mcc -m my_mfile.m

you obtain multithread code. Often this might be wanted, but you have to make sure that you select the appropriate resources for this then - namely, the appropriate core-affinity. Since Matlab wants to use everything on a host you'll have to call ` bsub -n 1 -R 'affinity[cores(64)]' `

and an appropriate memory reservation.
On the other hand, if your code doesn't need the full multithreading capability, which often is the case, you should compile your code with the flag 'singleCompThread'

mcc -m -R -singleCompThread my_mfile.m

. This makes sure that your standalone code will run on a single computational thread, which not only doesn't frustrate the core scheduler and the other users less but improves performance of your code because less time is spent in scheduling all the threads on one core.

# Examples

## Submitting a Matlab job

- testmat.lsf
#!/bin/bash # enable your environment, which will use .bashrc configuration in your home directory #BSUB -L /bin/bash # the name of your job showing on the queue system #SUB -J mytest # the following BSUB line specify the queue that you will use, #BSUB -q short # the system output and error message output, %J will show as your jobID #BSUB -o %J.out BSUB -e %J.err # the CPU number that you will collect #BSUB -n 4 # when job finish that you will get # email notification BSUB -u YourEmail@partners.org BSUB -N #enter your working directory cd /home/$USER/TestMatlab # Finally, Start the program /cluster/Lic_Apps/Matlab/R2013a/bin/matlab -nosplash -nodisplay -r main_matlabfile

## Compiling a m-file on a node

Using the following shell script you can compile a m-file into a stand-alone c application. It's a variation of the script for using local scratch on a node.

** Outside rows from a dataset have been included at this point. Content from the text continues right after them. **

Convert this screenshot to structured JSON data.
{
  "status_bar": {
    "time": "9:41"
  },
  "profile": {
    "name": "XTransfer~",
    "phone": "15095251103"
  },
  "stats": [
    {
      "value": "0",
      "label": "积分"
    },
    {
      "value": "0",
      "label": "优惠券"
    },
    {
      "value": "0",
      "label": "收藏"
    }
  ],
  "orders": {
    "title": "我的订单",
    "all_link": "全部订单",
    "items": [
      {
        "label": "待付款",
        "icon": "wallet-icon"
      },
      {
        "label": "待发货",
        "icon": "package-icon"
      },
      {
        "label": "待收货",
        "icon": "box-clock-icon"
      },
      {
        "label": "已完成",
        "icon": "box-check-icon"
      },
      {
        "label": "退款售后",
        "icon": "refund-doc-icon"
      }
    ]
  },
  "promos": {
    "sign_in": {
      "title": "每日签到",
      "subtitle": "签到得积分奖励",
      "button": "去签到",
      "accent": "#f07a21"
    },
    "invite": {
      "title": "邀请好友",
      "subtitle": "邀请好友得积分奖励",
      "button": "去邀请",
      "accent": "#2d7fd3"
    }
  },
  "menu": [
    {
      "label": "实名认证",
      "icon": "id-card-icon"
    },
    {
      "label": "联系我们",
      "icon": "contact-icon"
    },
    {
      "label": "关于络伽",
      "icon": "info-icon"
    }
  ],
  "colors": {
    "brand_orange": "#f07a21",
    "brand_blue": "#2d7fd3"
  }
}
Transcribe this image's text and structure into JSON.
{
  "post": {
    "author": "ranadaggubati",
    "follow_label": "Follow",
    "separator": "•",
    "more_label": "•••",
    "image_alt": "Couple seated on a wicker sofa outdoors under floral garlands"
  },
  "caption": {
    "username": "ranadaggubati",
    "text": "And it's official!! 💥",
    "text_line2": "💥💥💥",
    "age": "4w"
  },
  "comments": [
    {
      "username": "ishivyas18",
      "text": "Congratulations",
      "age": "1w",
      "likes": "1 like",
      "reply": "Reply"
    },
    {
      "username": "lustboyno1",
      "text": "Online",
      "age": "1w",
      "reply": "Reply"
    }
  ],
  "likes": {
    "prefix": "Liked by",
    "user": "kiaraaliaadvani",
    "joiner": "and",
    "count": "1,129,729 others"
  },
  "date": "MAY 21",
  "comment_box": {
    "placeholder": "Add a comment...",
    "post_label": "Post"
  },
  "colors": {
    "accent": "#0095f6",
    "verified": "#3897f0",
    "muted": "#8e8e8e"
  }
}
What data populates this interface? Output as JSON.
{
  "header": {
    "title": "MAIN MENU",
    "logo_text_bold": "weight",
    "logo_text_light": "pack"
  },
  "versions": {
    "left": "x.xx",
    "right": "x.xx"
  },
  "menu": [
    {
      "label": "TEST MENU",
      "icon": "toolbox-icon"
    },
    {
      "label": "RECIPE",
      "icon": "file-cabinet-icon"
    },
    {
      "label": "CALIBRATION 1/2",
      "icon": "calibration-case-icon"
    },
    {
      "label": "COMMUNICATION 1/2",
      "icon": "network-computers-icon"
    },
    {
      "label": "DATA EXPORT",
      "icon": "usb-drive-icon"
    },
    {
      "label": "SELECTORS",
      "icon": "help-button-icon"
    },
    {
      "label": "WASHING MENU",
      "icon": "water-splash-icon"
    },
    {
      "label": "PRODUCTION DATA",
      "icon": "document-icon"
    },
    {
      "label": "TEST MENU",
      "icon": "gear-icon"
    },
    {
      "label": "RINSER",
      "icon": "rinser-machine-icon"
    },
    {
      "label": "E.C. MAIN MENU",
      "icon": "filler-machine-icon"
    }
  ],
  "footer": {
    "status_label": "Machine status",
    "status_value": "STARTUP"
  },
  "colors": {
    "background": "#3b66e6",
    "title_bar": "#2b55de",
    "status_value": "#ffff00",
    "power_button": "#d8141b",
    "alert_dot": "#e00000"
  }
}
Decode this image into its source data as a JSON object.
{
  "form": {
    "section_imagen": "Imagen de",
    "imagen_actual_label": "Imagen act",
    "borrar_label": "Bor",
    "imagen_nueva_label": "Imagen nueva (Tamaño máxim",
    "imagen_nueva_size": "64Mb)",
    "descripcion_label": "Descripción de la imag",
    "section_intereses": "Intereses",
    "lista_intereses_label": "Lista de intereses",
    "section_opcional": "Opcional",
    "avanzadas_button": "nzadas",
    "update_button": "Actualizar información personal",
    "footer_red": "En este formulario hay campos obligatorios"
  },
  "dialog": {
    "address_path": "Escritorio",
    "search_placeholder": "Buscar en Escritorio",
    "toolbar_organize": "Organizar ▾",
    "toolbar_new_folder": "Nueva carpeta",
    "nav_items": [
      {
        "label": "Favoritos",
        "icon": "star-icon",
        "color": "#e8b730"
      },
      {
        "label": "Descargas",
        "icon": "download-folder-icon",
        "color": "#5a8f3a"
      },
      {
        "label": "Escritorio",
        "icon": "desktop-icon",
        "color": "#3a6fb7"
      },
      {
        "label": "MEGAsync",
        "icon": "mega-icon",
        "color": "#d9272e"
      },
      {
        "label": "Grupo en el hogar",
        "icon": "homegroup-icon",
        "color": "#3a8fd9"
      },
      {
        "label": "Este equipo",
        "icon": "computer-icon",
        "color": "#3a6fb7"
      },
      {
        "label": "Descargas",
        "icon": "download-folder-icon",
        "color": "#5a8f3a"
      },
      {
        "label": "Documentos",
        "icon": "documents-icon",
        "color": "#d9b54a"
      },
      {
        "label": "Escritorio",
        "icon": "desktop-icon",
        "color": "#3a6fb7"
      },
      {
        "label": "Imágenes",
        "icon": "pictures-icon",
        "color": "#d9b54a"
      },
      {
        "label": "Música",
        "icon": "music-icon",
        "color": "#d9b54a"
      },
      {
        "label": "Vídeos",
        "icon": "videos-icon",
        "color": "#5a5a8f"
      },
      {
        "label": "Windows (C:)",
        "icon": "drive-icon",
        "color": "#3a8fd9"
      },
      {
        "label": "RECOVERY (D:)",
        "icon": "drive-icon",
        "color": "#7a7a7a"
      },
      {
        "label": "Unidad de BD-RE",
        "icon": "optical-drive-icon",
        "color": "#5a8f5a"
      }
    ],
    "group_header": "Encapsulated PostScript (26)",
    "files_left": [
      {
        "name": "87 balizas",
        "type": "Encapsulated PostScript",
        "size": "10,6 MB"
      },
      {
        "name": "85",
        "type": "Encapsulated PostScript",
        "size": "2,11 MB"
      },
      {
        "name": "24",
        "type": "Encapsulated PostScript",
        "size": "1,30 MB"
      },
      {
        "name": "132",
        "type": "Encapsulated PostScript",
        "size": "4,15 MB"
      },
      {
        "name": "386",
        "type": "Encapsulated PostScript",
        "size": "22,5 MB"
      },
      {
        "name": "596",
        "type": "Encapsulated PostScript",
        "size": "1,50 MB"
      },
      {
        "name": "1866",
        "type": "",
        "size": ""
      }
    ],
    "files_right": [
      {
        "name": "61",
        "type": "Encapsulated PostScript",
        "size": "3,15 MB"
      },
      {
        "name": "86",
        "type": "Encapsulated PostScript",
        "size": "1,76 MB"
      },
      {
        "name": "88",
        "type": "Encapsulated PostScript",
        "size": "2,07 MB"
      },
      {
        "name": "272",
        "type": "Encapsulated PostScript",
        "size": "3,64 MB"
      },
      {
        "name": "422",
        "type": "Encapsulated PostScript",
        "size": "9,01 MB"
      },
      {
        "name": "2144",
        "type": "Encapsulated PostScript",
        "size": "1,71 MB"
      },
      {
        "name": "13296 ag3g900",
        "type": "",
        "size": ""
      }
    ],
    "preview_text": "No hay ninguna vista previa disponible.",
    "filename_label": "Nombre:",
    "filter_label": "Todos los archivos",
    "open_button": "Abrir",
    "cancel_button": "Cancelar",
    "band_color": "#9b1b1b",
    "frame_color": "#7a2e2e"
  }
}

- compileFile.sh
#!/bin/bash # Store working directory to be safe SAVEDPWD=`pwd` FILENAME=$1 # We define a bash function to do the cleaning when the signal is caught cleanup(){ cp /jobdir/${LSB_JOBID}/*$FILENAME.sh ${SAVEDPWD}/ cp /jobdir/${LSB_JOBID}/$FILENAME ${SAVEDPWD}/ exit 0 } # Register the cleanup function when SIGUSR2 is sent, ten minutes before the job gets killed trap 'cleanup' SIGUSR2 # Copy input file cp ${SAVEDPWD}/$FILENAME.m /jobdir/${LSB_JOBID}/ # Go to jobdir and start the program cd /jobdir/${LSB_JOBID} mcc -m $FILENAME.m # Call the cleanup function when everything went fine cleanup